● Exercise
Read the records below. Copy each line where the string "Dimensional" occurs.

====== Input ======

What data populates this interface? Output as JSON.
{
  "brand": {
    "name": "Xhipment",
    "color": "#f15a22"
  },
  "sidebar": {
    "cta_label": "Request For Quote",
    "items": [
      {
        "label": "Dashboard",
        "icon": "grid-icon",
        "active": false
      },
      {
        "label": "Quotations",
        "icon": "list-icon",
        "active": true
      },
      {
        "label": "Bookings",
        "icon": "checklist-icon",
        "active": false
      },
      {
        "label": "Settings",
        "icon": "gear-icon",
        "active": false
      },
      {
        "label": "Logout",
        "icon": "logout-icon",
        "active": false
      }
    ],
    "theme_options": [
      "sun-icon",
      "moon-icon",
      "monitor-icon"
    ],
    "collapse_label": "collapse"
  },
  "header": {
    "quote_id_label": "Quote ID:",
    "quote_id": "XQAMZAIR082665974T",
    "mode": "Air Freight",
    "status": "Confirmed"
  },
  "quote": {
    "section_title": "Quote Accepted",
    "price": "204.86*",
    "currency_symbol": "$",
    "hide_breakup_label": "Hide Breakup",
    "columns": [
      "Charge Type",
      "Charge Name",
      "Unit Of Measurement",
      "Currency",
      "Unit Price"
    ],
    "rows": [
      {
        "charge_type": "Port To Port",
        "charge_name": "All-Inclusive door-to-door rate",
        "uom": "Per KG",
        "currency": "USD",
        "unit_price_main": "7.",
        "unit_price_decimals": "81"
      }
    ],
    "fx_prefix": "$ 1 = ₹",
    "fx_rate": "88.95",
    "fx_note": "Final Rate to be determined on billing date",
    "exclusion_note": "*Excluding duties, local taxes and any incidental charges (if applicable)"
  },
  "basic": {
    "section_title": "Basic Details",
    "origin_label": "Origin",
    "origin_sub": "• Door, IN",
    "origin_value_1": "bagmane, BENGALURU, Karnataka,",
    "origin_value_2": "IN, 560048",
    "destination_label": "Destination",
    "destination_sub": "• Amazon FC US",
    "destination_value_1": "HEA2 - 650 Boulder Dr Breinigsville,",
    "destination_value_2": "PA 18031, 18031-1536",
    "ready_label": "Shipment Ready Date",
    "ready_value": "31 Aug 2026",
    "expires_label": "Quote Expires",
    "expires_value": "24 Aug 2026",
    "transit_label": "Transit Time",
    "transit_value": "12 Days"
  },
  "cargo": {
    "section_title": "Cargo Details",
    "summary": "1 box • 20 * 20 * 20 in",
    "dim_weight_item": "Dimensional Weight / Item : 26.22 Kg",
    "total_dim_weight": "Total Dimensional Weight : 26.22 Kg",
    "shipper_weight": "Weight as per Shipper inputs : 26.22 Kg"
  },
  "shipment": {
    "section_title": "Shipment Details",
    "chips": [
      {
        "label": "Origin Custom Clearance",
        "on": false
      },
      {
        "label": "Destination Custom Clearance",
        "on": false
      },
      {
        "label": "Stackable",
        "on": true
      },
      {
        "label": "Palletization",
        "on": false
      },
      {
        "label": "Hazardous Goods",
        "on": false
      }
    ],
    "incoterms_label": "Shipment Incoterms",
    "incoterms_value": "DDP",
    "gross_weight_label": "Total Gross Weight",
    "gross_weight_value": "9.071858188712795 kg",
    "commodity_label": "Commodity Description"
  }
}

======

● Result for this task
    "dim_weight_item": "Dimensional Weight / Item : 26.22 Kg",
    "total_dim_weight": "Total Dimensional Weight : 26.22 Kg",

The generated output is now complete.